**MATERIAL FOR THIS EXERCISE**
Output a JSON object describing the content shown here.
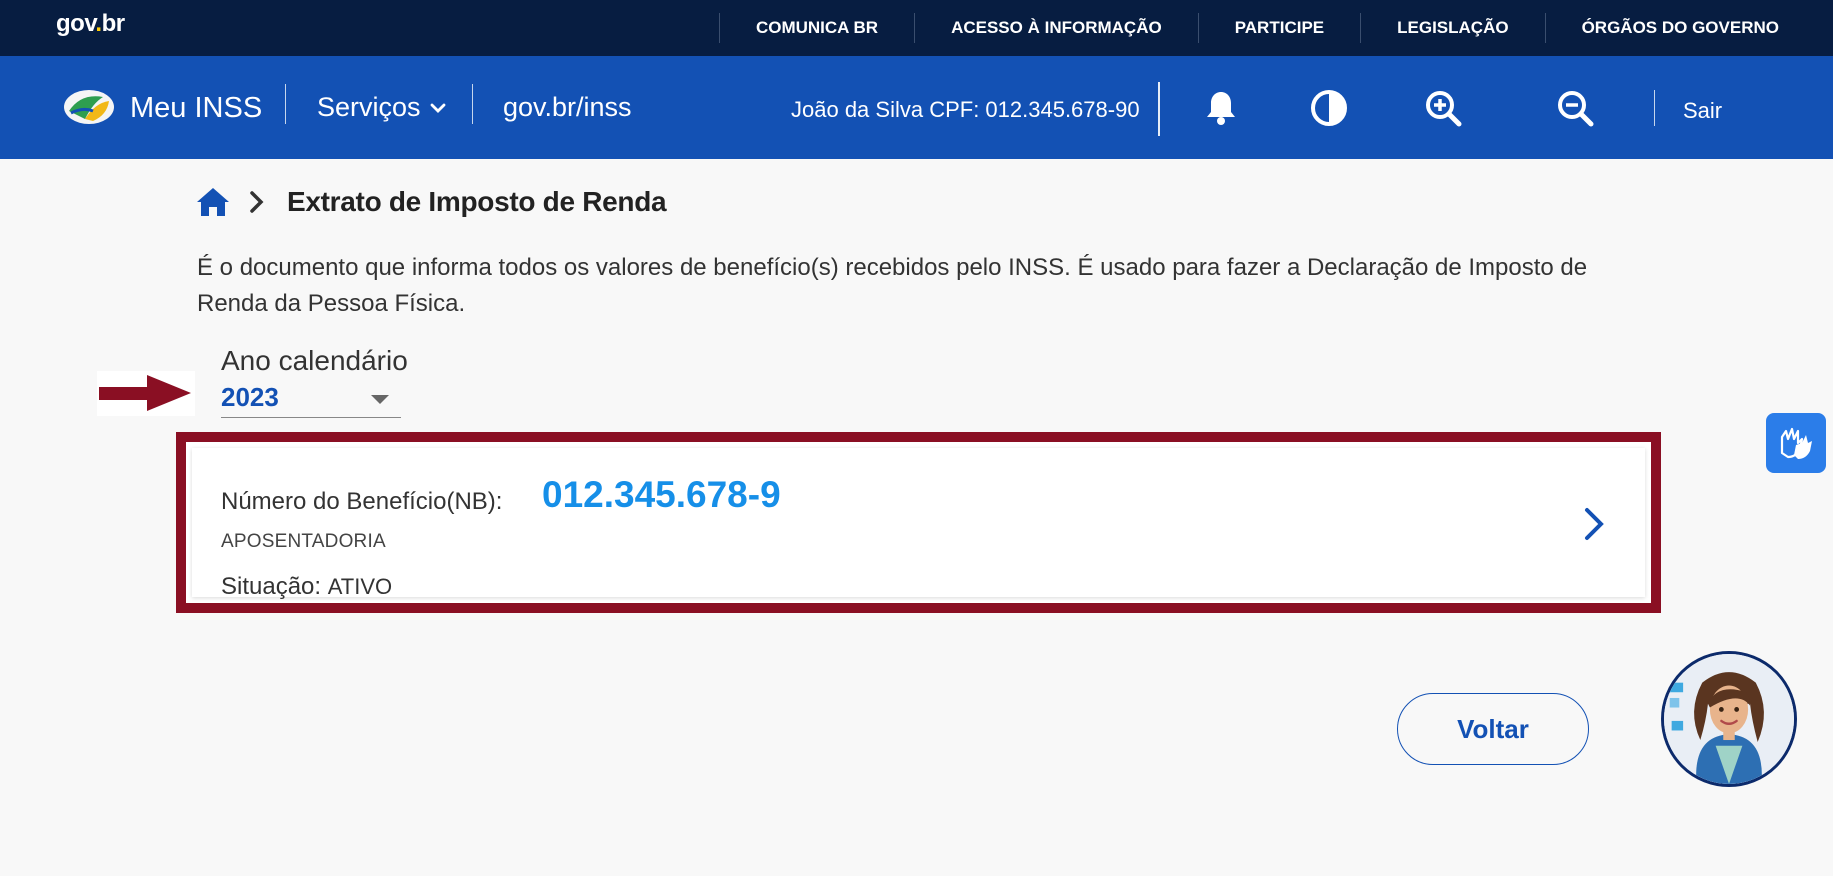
{
  "govbar": {
    "logo_text": "gov",
    "logo_dot": ".",
    "logo_suffix": "br",
    "links": [
      "COMUNICA BR",
      "ACESSO À INFORMAÇÃO",
      "PARTICIPE",
      "LEGISLAÇÃO",
      "ÓRGÃOS DO GOVERNO"
    ]
  },
  "header": {
    "app_name": "Meu INSS",
    "servicos_label": "Serviços",
    "govbr_inss_link": "gov.br/inss",
    "user_info": "João da Silva CPF: 012.345.678-90",
    "icons": [
      "bell-icon",
      "contrast-icon",
      "zoom-in-icon",
      "zoom-out-icon"
    ],
    "sair_label": "Sair"
  },
  "breadcrumb": {
    "home_icon": "home-icon",
    "title": "Extrato de Imposto de Renda"
  },
  "description": "É o documento que informa todos os valores de benefício(s) recebidos pelo INSS. É usado para fazer a Declaração de Imposto de Renda da Pessoa Física.",
  "year_select": {
    "label": "Ano calendário",
    "value": "2023"
  },
  "benefit_card": {
    "nb_label": "Número do Benefício(NB):",
    "nb_value": "012.345.678-9",
    "type": "APOSENTADORIA",
    "status_label": "Situação:",
    "status_value": "ATIVO"
  },
  "actions": {
    "voltar_label": "Voltar"
  },
  "colors": {
    "gov_bar": "#071d41",
    "header_blue": "#1351b4",
    "nb_blue": "#168fe8",
    "highlight_red": "#8a0f23"
  }
}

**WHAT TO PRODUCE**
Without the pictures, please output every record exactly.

**TASK RESULT**
Output a JSON object describing the content shown here.
{
  "govbar": {
    "logo_text": "gov",
    "logo_dot": ".",
    "logo_suffix": "br",
    "links": [
      "COMUNICA BR",
      "ACESSO À INFORMAÇÃO",
      "PARTICIPE",
      "LEGISLAÇÃO",
      "ÓRGÃOS DO GOVERNO"
    ]
  },
  "header": {
    "app_name": "Meu INSS",
    "servicos_label": "Serviços",
    "govbr_inss_link": "gov.br/inss",
    "user_info": "João da Silva CPF: 012.345.678-90",
    "icons": [
      "bell-icon",
      "contrast-icon",
      "zoom-in-icon",
      "zoom-out-icon"
    ],
    "sair_label": "Sair"
  },
  "breadcrumb": {
    "home_icon": "home-icon",
    "title": "Extrato de Imposto de Renda"
  },
  "description": "É o documento que informa todos os valores de benefício(s) recebidos pelo INSS. É usado para fazer a Declaração de Imposto de Renda da Pessoa Física.",
  "year_select": {
    "label": "Ano calendário",
    "value": "2023"
  },
  "benefit_card": {
    "nb_label": "Número do Benefício(NB):",
    "nb_value": "012.345.678-9",
    "type": "APOSENTADORIA",
    "status_label": "Situação:",
    "status_value": "ATIVO"
  },
  "actions": {
    "voltar_label": "Voltar"
  },
  "colors": {
    "gov_bar": "#071d41",
    "header_blue": "#1351b4",
    "nb_blue": "#168fe8",
    "highlight_red": "#8a0f23"
  }
}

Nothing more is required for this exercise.